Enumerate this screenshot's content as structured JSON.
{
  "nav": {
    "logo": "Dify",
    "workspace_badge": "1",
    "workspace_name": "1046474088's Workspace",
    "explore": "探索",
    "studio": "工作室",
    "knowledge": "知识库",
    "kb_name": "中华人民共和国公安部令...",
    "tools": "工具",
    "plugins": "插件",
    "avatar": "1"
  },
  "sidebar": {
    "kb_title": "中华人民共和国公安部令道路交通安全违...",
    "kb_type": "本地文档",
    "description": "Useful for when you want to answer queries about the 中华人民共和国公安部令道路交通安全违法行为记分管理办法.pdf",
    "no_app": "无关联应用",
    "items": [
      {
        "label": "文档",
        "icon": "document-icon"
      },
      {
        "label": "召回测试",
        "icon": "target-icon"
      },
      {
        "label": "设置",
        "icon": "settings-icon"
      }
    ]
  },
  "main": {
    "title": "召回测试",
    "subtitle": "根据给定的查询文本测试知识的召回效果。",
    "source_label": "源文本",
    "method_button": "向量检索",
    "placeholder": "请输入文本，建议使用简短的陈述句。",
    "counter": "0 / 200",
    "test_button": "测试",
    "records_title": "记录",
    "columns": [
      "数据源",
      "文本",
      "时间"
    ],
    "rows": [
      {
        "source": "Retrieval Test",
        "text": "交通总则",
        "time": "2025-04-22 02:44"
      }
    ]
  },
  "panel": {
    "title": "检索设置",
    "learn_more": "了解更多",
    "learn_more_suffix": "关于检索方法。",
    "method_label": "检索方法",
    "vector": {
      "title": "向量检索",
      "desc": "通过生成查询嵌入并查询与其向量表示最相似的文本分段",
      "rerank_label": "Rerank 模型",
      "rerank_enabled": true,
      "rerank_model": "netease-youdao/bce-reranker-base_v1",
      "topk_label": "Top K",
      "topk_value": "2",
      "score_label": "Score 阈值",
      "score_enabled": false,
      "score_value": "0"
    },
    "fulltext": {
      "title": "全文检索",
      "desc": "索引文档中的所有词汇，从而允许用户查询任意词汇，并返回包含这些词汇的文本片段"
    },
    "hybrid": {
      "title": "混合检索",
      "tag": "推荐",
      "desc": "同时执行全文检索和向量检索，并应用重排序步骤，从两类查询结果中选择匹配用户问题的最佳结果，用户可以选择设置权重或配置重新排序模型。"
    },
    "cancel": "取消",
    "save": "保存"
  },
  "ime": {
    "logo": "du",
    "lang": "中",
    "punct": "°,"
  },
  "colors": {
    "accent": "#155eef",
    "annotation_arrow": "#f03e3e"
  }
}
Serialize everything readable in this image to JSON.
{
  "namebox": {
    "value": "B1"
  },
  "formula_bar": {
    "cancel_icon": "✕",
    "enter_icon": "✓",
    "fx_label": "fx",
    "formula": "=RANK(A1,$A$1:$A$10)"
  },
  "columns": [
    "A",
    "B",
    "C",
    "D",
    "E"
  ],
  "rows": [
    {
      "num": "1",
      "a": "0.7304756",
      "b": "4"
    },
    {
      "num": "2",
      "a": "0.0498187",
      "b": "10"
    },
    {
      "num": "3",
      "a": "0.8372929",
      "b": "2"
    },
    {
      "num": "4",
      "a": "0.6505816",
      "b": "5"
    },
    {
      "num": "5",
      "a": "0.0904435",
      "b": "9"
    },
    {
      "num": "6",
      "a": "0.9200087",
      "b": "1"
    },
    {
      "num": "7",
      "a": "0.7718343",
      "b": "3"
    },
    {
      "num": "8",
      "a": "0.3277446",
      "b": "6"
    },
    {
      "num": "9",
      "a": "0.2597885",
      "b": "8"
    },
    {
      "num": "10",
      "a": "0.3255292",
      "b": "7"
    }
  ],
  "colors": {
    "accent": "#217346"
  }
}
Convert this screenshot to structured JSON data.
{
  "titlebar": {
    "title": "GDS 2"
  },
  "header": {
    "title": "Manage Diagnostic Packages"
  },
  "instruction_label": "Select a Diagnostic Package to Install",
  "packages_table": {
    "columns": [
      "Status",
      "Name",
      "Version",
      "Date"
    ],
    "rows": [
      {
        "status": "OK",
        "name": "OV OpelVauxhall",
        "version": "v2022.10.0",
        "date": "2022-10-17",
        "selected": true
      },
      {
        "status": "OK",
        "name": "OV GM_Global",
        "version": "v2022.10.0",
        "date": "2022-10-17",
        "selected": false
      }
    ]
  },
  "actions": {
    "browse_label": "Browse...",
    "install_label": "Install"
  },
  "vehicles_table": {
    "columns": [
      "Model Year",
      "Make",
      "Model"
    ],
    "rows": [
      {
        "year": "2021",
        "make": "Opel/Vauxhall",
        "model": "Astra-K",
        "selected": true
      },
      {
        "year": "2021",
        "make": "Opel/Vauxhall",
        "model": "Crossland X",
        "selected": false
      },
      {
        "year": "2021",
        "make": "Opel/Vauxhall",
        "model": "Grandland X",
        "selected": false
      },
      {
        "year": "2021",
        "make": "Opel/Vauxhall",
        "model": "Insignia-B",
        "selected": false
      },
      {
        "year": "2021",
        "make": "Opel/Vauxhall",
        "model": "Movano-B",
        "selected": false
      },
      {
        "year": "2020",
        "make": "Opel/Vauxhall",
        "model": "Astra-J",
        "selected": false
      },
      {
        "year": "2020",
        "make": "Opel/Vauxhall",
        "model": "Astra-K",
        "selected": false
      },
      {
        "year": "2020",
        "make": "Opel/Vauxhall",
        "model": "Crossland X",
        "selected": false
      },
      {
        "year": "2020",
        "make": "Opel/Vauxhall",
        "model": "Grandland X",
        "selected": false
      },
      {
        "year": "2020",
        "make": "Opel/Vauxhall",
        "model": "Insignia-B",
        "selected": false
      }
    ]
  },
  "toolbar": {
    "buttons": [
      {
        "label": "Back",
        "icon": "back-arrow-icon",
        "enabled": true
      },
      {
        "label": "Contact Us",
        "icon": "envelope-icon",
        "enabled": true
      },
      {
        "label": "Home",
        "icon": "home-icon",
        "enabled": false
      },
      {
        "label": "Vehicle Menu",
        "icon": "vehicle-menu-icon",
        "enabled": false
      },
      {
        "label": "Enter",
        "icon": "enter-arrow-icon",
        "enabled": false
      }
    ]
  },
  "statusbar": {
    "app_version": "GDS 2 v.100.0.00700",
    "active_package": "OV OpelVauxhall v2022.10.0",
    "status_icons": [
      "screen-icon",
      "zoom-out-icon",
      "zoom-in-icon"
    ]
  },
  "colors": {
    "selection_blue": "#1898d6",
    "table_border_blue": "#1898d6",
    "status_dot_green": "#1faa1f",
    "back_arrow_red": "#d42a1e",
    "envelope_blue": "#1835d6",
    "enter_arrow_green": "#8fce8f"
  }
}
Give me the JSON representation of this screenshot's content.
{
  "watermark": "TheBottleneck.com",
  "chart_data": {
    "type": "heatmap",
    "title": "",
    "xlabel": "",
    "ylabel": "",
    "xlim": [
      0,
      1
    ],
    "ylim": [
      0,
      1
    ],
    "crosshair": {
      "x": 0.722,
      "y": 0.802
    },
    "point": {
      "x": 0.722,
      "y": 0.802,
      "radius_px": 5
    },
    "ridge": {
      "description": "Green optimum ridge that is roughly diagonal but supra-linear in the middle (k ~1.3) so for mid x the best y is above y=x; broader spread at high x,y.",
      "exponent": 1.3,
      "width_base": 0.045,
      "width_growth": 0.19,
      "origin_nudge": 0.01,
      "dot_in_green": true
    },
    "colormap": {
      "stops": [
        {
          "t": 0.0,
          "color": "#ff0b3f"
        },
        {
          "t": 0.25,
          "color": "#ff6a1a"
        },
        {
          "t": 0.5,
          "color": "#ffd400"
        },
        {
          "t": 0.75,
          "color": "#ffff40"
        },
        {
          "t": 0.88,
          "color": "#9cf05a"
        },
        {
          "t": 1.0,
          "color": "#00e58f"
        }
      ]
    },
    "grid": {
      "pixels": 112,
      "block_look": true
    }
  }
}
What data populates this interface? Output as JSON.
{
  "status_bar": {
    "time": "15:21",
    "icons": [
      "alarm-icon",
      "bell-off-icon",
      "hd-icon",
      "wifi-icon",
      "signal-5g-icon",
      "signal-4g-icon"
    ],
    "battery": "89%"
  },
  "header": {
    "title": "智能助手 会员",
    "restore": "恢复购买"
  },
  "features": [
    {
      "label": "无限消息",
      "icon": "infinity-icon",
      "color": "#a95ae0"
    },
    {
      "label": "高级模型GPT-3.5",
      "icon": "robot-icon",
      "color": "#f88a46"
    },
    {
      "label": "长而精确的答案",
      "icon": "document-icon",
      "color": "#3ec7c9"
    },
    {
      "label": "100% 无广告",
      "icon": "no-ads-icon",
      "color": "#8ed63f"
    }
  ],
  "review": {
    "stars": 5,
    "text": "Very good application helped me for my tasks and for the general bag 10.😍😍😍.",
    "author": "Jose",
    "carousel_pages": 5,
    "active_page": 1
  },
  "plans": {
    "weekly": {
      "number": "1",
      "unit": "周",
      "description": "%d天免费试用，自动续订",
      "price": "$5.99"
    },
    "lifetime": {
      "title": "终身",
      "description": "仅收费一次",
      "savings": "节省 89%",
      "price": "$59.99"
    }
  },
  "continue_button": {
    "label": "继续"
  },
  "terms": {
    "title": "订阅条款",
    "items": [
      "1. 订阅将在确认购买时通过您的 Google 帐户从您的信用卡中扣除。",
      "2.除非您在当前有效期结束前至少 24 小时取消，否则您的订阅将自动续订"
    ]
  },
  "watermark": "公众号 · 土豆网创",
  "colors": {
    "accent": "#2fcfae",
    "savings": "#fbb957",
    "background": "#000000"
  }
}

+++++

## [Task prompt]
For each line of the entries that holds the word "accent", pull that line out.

## [Result of this task]
    "accent": "#155eef",
    "accent": "#217346"
    "accent": "#2fcfae",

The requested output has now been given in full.